To Mäkipää it is very often the issue of communication that is foremost in her apprehension of contemporary culture's violence towards Nature. This means that she as much proposes modes of – to use techno-jargon – “connectivity” as conjures the circumstance of the encounter between human and non-human. The work Business Hotspot is precisely the question of connection: How might we be present in a place? Implicit in this are the implications of any answer we might give to this. We are led to reflect on the consequences of our being at the site, of our Being here.

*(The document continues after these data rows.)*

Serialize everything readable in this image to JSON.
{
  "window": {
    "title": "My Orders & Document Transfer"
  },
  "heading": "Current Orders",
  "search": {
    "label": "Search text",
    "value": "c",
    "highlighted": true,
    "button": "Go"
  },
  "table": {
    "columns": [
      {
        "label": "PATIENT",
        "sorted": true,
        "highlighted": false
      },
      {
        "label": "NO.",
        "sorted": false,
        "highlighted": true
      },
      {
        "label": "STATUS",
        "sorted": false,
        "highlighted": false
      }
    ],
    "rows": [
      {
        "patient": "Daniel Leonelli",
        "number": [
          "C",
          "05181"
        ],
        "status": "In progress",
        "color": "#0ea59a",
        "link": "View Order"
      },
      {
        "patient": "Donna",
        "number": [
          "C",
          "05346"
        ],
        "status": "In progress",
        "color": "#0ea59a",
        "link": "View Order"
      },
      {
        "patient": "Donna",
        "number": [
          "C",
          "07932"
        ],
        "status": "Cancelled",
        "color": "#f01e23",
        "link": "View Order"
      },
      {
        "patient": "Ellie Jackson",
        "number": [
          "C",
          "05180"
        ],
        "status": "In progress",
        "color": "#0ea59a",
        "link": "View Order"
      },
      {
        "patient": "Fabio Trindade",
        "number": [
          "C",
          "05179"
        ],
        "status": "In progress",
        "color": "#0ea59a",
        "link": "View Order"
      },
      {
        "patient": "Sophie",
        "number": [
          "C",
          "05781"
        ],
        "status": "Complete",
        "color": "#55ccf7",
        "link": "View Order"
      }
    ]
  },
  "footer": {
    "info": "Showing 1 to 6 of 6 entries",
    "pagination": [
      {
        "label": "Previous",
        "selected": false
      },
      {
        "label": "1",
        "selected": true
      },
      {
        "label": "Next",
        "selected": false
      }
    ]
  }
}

When cast within the context of the Australian landscape, these questions, even as they are so immaterially and ironically presented in Business Hotspot, are provocations requiring responses both practical and conceptual. We viewers are being asked how we can experience being in Nature whilst still remaining connected through the “umbilical cord” of our digital technologies. We are asked to think of the environmental implications of our presence and on what that might mean for our spirit, whether spirit is understood merely as mood or grandly as metaphysic.

With this work Mäkipää has captured us, specimens of the Human, that not-exactly-rare animal, between one mode of attention and another, between the Technological and the Natural.

This idea of the “hotspot”, literally meaning a zone of concentrated activity, and the simultaneous, dual captivity it represents for the human – being enmeshed in place and network – is used by Mäkipää to localize us, to remind us that in the midst of all our activities we are always placed, always within a fragile, multifaceted place which is shared with other beings.

By naming the work Business Hotspot she emphasises the presence of commerce, its constant determining of values, and hence its blindness to the Natural that is independent of our involvement. But, bearing in mind both the manner in which the word “Business” is used in colloquial speech – “to mind one's own business” – and in the special circumstance of Aboriginal English, the viewer of this Australian work could see it as a metaphorical sanctifying of the place. This might not be exactly what Mäkipää intended, yet it would be entirely in keeping with the ethical ambitions of all of her work.

Out there in the bush on the far southern reaches of the Australian continent, the viewer is being invited to log-on, encouraged to connect for the good of the Earth.

John Mateer